Besides, there are arguably at least some issues that might have deserved to be treated as constitutional law that are missing from both the Canadian and the New Zealand accounts. Take the central banks, and the rules regarding their independence and accountability. These are critically important institutions of government, yet how many constitutional lawyers think about them at all? I’m as guilty of having this blindspot, and likely others, as anyone else of course.

So I do not mean that one approach is better than the other. I am simply trying to illustrate the point I made above ― that what we think of as “constitutional law” depends on the jurisdiction we are in, and more specifically both on the set of available rules that are constitutional in the broad theoretical sense, and on the legal culture of that polity. That culture, it is worth pointing out, evolves, so that even within the same jurisdiction, understandings of what is constitutional law change. As the late Rod Macdonald pointed out in remarks delivered at a conference to devoted to the Charter’s 25th anniversary,

[w]hen Albert Abel published the 900-page 4th edition of Bora Laskin’s leading casebook Canadian Constitutional Law in 1973, he left out the chapter on civil liberties that Laskin included in the 3rd edition on the grounds that the subject was not really constitutional law.

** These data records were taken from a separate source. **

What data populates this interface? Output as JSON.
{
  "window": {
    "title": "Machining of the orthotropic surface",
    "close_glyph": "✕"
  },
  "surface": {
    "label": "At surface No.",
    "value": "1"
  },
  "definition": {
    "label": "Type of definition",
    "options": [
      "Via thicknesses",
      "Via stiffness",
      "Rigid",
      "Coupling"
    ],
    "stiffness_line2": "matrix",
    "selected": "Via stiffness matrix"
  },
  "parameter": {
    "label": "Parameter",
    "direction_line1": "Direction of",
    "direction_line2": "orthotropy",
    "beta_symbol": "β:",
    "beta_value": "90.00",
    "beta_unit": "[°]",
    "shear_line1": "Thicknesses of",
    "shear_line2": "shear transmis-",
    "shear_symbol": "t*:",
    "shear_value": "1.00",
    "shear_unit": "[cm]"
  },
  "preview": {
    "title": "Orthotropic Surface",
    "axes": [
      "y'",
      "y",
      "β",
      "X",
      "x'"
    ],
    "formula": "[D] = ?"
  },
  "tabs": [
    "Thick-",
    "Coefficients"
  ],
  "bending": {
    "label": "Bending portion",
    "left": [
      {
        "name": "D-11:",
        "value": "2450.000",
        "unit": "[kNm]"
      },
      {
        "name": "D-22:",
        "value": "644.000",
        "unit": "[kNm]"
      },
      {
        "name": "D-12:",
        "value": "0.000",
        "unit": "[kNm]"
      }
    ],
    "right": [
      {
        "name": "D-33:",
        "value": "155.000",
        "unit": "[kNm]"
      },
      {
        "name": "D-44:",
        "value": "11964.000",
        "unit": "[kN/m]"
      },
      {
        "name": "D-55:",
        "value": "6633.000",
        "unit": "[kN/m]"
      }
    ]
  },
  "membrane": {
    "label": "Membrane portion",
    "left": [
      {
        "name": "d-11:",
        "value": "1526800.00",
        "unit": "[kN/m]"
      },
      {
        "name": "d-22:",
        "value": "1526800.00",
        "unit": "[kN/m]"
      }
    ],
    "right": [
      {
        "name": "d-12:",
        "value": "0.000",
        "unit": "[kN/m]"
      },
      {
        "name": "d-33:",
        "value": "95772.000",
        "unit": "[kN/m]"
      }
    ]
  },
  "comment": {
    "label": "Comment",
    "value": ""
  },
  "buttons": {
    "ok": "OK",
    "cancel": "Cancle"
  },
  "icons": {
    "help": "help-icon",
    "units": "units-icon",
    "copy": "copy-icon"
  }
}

And by the time prof. Macdonald was speaking ― and still today ― the Charter had come to dominate the writing and thinking about constitutional law in Canada, and its teaching:

Few are the constitutional law teachers today who do not sacrifice their teaching of history, politics, institutions, practices, conventions and federalism on the altar of the Charter.

Fabien Gélinas, who taught me constitutional law at McGill, sacrificed less than just about any of his colleagues. Still, preparing to teach in a jurisdiction where institutions, practices, and conventions, are still the focus of constitutional law is an interesting, although challenging, reminder of the contingency of our own understandings.